__EXERCISE INSTRUCTIONS__:
Read the data below line by line and state how many lines hold "body". Nothing else belongs in the answer.

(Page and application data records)

#####

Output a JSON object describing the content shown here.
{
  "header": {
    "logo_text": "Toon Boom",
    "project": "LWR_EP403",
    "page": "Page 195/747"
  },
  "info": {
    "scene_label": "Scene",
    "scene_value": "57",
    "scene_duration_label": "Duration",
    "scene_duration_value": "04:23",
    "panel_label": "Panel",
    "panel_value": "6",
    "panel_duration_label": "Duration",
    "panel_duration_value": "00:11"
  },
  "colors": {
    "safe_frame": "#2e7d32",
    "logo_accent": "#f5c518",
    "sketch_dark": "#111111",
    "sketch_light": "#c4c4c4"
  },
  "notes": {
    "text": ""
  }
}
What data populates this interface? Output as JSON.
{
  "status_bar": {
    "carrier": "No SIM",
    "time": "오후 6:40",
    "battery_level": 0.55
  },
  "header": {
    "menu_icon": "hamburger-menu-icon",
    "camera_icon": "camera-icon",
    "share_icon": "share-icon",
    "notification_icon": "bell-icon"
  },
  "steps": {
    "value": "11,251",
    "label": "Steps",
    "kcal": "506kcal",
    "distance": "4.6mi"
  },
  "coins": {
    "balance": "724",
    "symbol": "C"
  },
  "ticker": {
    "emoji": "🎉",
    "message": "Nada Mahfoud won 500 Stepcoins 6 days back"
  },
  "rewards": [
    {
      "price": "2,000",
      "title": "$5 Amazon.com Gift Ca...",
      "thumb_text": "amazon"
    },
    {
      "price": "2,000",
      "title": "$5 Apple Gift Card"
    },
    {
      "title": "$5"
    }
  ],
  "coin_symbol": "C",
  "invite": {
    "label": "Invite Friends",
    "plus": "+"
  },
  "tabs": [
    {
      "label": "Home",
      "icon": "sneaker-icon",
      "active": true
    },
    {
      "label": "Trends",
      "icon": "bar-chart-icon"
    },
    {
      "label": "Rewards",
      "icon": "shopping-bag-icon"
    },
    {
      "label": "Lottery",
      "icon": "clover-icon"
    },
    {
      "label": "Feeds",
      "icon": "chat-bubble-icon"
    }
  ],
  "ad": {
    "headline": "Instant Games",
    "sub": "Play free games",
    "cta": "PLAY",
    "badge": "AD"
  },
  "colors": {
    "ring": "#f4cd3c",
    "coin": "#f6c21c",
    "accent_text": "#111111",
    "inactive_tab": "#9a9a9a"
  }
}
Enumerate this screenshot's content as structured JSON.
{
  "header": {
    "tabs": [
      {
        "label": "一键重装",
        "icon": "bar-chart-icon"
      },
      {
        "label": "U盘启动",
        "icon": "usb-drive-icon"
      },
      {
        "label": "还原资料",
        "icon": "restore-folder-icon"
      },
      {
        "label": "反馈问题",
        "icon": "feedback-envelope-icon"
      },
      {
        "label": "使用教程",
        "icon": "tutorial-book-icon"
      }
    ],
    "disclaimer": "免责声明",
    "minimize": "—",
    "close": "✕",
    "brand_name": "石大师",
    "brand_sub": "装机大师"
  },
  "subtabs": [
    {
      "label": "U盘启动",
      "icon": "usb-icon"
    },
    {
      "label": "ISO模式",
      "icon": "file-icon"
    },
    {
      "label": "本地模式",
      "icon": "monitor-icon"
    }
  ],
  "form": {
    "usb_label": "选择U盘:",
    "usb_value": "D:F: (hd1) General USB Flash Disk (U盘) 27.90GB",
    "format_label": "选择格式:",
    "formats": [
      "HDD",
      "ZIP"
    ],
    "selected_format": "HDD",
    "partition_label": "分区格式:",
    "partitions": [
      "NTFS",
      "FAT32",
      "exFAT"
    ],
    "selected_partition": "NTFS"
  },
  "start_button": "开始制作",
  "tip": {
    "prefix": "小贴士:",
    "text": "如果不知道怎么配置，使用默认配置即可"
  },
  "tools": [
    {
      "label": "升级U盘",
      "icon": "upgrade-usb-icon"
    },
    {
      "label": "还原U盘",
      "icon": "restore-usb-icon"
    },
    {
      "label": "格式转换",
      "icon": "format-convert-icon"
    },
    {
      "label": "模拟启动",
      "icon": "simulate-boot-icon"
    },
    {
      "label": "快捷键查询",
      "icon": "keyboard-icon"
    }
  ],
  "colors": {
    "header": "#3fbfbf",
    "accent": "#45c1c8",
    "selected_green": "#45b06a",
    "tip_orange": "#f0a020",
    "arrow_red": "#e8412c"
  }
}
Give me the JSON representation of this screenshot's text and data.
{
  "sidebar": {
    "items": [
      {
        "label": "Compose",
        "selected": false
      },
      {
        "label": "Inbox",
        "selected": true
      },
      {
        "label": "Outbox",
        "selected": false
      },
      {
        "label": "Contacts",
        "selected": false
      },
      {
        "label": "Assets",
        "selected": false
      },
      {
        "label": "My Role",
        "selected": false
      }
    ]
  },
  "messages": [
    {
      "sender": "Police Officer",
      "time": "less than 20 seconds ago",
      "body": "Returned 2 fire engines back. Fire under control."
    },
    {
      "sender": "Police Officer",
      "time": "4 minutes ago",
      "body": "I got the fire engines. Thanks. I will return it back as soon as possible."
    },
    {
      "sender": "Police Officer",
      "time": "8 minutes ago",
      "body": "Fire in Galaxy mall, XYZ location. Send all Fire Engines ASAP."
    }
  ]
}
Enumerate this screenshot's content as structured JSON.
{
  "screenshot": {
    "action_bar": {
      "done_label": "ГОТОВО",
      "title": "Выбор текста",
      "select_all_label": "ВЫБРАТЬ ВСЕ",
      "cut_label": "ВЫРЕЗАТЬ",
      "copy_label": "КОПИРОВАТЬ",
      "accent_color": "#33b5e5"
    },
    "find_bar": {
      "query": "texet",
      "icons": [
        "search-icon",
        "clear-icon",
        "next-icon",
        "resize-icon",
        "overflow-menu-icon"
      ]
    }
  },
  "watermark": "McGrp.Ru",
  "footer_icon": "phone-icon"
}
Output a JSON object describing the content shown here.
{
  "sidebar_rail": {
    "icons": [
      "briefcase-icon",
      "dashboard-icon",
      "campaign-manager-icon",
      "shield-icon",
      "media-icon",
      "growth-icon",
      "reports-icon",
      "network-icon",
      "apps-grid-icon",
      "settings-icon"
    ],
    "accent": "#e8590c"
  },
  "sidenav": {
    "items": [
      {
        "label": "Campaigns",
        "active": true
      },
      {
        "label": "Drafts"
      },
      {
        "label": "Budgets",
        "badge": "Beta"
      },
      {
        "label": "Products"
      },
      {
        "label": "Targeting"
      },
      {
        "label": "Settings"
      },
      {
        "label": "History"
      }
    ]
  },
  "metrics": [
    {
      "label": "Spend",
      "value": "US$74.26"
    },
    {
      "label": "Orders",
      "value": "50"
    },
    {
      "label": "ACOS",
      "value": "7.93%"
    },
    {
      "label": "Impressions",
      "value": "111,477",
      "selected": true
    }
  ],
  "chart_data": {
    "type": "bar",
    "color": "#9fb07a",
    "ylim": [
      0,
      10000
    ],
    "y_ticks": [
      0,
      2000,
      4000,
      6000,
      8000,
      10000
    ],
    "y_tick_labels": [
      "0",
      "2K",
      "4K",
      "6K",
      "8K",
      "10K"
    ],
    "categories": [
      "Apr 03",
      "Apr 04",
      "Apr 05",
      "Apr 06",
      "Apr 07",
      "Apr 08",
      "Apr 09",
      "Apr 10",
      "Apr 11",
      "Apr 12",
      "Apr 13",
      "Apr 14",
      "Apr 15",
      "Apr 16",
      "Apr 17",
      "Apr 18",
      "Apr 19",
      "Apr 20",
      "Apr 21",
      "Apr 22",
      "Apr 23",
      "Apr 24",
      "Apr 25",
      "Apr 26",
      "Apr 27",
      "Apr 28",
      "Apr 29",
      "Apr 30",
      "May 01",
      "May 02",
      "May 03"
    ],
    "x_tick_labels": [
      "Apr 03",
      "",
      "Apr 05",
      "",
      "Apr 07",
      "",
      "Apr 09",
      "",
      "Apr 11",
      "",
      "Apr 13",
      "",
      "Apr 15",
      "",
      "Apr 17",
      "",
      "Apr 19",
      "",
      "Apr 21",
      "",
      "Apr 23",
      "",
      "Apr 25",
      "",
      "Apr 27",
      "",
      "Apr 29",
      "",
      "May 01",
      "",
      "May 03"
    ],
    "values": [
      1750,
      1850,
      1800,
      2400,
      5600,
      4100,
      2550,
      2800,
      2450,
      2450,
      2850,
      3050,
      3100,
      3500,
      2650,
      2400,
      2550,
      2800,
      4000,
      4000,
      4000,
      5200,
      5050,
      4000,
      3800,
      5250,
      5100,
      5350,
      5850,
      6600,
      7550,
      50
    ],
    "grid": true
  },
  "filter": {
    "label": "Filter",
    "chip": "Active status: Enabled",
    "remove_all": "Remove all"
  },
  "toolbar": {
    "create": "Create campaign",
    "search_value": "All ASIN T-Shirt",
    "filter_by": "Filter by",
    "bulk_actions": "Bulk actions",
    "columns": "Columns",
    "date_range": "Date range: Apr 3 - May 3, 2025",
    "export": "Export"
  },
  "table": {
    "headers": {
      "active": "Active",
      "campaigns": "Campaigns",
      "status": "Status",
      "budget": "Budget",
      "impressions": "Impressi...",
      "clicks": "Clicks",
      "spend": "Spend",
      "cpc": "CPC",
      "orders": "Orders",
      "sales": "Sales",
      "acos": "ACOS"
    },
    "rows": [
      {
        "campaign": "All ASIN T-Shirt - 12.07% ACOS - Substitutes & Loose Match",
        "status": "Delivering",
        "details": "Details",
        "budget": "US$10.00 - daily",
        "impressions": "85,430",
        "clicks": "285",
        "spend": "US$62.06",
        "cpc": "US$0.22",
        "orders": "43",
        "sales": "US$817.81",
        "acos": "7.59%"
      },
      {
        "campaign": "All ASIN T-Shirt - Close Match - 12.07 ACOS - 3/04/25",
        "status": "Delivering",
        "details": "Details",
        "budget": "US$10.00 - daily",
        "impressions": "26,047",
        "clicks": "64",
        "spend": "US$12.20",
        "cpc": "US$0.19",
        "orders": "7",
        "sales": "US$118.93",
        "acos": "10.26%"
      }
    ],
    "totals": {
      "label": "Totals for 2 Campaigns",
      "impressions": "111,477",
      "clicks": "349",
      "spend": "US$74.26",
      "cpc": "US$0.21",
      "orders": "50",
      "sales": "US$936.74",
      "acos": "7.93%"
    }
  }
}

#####

__WRITTEN RESPONSE__:
3